Task directions:
How many of the lines below have the word "Python" in them? The answer is that number and nothing more.

(Extracted entries begins)

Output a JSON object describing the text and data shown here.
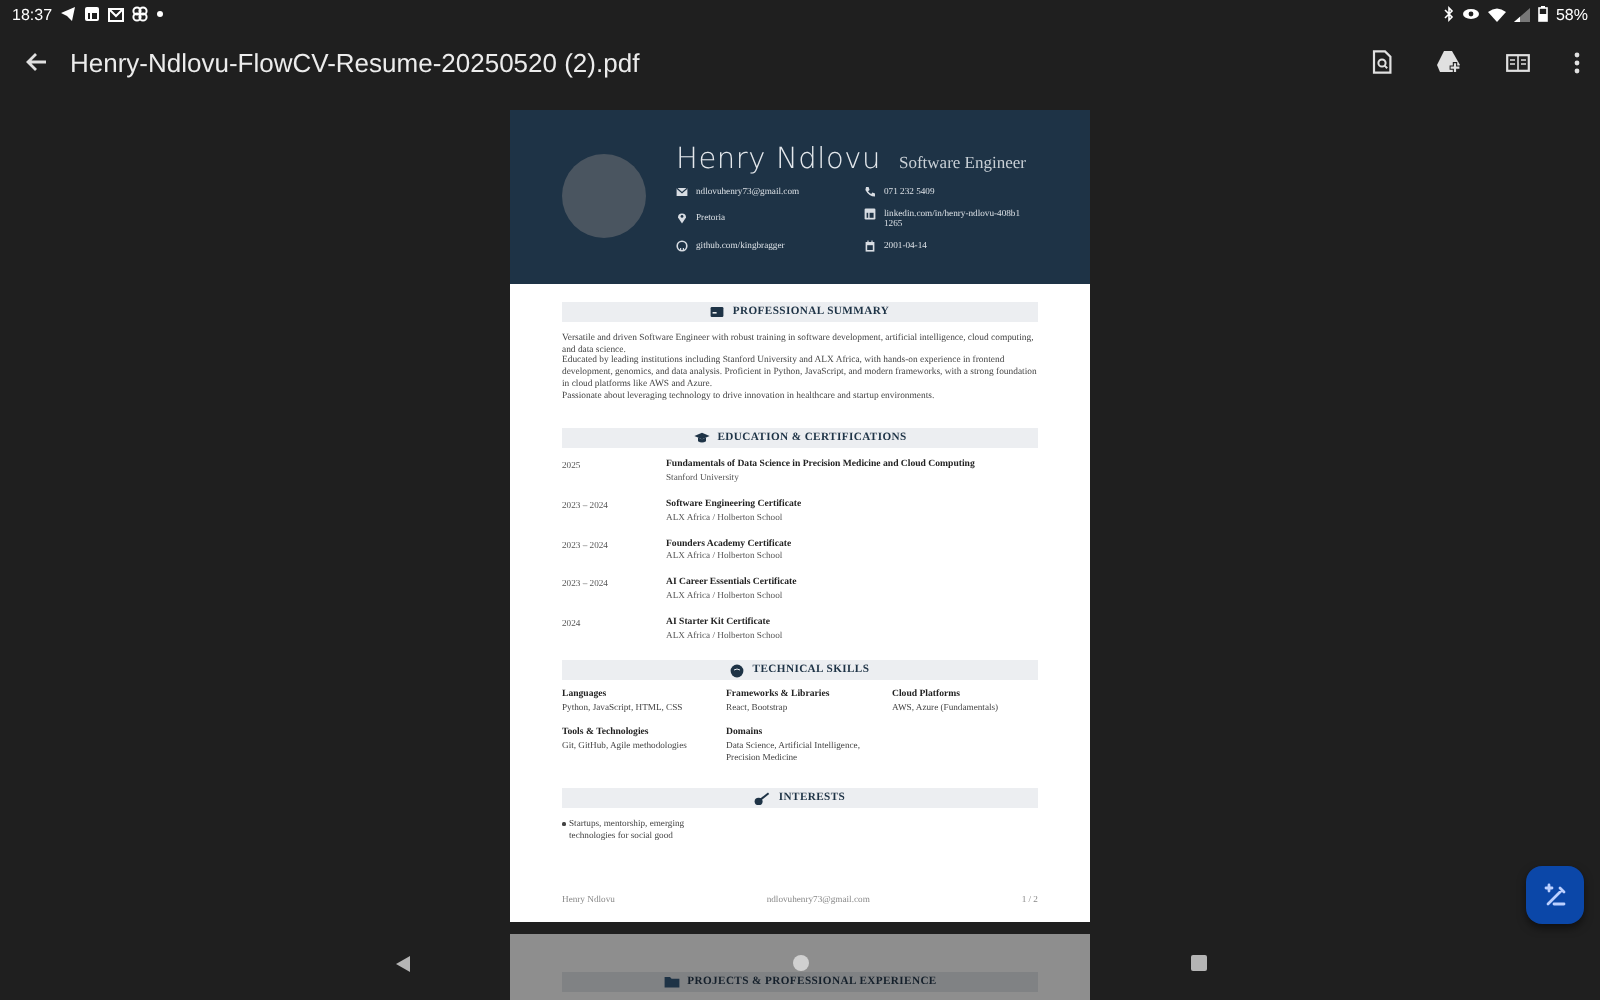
{
  "status_bar": {
    "time": "18:37",
    "battery": "58%"
  },
  "app_bar": {
    "title": "Henry-Ndlovu-FlowCV-Resume-20250520 (2).pdf"
  },
  "resume": {
    "name": "Henry Ndlovu",
    "role": "Software Engineer",
    "contacts": [
      {
        "kind": "email",
        "text": "ndlovuhenry73@gmail.com"
      },
      {
        "kind": "phone",
        "text": "071 232 5409"
      },
      {
        "kind": "location",
        "text": "Pretoria"
      },
      {
        "kind": "linkedin",
        "text": "linkedin.com/in/henry-ndlovu-408b11265"
      },
      {
        "kind": "github",
        "text": "github.com/kingbragger"
      },
      {
        "kind": "birthday",
        "text": "2001-04-14"
      }
    ],
    "sections": [
      {
        "kind": "summary",
        "title": "PROFESSIONAL SUMMARY",
        "paragraphs": [
          "Versatile and driven Software Engineer with robust training in software development, artificial intelligence, cloud computing, and data science.",
          "Educated by leading institutions including Stanford University and ALX Africa, with hands-on experience in frontend development, genomics, and data analysis. Proficient in Python, JavaScript, and modern frameworks, with a strong foundation in cloud platforms like AWS and Azure.",
          "Passionate about leveraging technology to drive innovation in healthcare and startup environments."
        ]
      },
      {
        "kind": "education",
        "title": "EDUCATION & CERTIFICATIONS",
        "entries": [
          {
            "date": "2025",
            "title": "Fundamentals of Data Science in Precision Medicine and Cloud Computing",
            "org": "Stanford University"
          },
          {
            "date": "2023 – 2024",
            "title": "Software Engineering Certificate",
            "org": "ALX Africa / Holberton School"
          },
          {
            "date": "2023 – 2024",
            "title": "Founders Academy Certificate",
            "org": "ALX Africa / Holberton School"
          },
          {
            "date": "2023 – 2024",
            "title": "AI Career Essentials Certificate",
            "org": "ALX Africa / Holberton School"
          },
          {
            "date": "2024",
            "title": "AI Starter Kit Certificate",
            "org": "ALX Africa / Holberton School"
          }
        ]
      },
      {
        "kind": "skills",
        "title": "TECHNICAL SKILLS",
        "groups": [
          {
            "label": "Languages",
            "text": "Python, JavaScript, HTML, CSS"
          },
          {
            "label": "Frameworks & Libraries",
            "text": "React, Bootstrap"
          },
          {
            "label": "Cloud Platforms",
            "text": "AWS, Azure (Fundamentals)"
          },
          {
            "label": "Tools & Technologies",
            "text": "Git, GitHub, Agile methodologies"
          },
          {
            "label": "Domains",
            "text": "Data Science, Artificial Intelligence, Precision Medicine"
          }
        ]
      },
      {
        "kind": "interests",
        "title": "INTERESTS",
        "items": [
          "Startups, mentorship, emerging technologies for social good"
        ]
      }
    ],
    "footer": {
      "name": "Henry Ndlovu",
      "email": "ndlovuhenry73@gmail.com",
      "page": "1 / 2"
    }
  },
  "next_page": {
    "section_title": "PROJECTS & PROFESSIONAL EXPERIENCE"
  }
}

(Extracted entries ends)

Response:
2